TASK STATEMENT: Lines in the listing below that hold "likes" are the ones to copy.

INFORMATION GIVEN:

- Opening Delimiter -

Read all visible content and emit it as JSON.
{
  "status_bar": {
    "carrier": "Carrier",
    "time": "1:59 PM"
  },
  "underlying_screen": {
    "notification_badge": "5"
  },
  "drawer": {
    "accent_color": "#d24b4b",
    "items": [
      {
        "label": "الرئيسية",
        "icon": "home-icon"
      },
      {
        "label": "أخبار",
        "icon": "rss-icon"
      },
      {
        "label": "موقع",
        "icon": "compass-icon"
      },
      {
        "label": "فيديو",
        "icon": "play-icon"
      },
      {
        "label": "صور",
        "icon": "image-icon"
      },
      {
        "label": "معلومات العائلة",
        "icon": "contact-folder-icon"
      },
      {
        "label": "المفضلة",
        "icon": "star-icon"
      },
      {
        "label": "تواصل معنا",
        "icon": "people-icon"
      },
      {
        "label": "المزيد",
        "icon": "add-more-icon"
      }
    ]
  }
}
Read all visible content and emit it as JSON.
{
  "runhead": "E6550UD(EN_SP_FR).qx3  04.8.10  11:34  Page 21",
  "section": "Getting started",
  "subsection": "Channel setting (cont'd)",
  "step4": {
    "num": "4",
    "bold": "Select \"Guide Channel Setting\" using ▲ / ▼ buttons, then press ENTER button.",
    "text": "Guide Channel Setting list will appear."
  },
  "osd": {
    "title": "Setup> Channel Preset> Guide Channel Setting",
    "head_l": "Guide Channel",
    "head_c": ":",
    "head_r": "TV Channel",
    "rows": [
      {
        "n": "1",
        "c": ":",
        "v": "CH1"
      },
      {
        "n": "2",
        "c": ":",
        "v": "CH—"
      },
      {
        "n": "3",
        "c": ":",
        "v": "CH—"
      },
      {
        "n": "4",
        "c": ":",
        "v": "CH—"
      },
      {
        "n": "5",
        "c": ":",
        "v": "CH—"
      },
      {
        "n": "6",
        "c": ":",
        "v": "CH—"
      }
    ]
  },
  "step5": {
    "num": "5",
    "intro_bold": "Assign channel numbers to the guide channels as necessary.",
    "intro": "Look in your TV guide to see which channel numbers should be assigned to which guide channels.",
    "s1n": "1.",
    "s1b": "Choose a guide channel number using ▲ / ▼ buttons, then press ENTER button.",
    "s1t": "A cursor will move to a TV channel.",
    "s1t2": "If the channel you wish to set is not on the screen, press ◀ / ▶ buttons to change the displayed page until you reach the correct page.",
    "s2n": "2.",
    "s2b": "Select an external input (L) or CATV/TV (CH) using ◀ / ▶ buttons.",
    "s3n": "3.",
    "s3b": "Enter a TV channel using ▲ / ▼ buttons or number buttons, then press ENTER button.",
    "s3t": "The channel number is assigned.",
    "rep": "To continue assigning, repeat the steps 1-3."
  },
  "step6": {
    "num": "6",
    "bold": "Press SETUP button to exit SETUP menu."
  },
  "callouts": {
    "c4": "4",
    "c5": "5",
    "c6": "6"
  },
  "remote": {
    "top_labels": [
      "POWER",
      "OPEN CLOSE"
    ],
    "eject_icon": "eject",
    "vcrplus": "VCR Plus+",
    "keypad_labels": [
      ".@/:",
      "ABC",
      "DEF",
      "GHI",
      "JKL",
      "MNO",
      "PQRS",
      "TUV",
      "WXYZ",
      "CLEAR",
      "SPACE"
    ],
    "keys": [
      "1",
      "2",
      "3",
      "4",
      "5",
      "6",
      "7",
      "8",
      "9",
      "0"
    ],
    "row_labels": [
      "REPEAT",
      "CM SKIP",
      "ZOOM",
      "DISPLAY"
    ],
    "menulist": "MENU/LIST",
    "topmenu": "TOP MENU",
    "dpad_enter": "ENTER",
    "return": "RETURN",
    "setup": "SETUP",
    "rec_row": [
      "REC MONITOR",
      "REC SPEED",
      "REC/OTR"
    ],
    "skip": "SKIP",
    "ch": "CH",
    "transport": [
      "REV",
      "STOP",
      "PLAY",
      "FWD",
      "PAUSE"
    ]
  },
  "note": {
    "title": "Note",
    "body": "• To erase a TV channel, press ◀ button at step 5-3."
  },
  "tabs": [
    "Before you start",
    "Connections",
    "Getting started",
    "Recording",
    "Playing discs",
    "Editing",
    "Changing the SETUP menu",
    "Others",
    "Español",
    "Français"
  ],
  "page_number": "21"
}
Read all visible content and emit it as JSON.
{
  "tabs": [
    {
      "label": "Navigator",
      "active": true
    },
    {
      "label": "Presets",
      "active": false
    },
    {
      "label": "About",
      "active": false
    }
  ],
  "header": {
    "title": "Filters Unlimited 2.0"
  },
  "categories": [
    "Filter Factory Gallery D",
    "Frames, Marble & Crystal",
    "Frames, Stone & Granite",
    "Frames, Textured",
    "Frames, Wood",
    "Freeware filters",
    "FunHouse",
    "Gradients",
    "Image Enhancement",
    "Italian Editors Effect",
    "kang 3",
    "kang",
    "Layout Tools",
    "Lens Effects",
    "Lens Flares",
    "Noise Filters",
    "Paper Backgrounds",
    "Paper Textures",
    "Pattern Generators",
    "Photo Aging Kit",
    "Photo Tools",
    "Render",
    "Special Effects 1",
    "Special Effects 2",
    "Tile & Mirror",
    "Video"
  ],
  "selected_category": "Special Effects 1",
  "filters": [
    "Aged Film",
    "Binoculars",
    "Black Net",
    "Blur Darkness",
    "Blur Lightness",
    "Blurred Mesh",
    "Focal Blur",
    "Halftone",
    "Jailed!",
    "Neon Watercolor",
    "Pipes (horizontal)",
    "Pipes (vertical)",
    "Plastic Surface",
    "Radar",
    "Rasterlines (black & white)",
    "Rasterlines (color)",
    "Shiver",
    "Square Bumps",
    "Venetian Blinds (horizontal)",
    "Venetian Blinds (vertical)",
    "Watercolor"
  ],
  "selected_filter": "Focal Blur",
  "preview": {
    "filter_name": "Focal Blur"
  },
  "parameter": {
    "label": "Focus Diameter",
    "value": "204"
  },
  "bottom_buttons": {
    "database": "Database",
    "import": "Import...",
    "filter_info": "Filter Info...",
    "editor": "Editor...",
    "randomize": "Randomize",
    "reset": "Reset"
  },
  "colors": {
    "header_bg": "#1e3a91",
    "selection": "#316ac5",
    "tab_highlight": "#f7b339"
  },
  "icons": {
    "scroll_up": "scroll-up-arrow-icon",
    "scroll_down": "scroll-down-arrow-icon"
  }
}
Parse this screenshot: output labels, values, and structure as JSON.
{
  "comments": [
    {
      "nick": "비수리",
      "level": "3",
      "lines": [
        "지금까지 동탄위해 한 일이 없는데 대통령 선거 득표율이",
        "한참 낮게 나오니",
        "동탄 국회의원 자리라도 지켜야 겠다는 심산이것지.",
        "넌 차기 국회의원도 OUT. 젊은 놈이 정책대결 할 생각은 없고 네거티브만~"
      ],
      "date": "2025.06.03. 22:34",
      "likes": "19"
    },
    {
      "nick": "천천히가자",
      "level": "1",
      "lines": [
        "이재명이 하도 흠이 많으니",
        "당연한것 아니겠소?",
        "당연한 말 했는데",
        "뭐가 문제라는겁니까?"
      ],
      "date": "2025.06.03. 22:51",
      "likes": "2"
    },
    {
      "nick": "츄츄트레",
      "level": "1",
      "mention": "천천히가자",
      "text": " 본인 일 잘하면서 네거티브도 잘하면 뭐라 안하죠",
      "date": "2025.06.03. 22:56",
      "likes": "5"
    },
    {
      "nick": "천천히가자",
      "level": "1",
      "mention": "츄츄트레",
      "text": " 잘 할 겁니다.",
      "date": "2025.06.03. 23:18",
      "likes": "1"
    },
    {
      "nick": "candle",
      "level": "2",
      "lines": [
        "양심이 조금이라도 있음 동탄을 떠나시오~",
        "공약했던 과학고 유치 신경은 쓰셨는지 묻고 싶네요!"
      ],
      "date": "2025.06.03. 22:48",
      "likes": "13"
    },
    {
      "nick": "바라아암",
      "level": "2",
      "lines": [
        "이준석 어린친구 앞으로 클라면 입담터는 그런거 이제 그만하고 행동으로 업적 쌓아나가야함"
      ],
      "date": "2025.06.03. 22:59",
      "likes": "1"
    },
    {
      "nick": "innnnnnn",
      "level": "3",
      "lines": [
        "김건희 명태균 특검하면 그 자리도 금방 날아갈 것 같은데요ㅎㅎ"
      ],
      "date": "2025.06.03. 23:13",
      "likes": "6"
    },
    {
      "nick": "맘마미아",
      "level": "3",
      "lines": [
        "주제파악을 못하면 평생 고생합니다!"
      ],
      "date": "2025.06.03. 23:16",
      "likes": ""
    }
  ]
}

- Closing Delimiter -

WORKED SOLUTION:
      "likes": "19"
      "likes": "2"
      "likes": "5"
      "likes": "1"
      "likes": "13"
      "likes": "1"
      "likes": "6"
      "likes": ""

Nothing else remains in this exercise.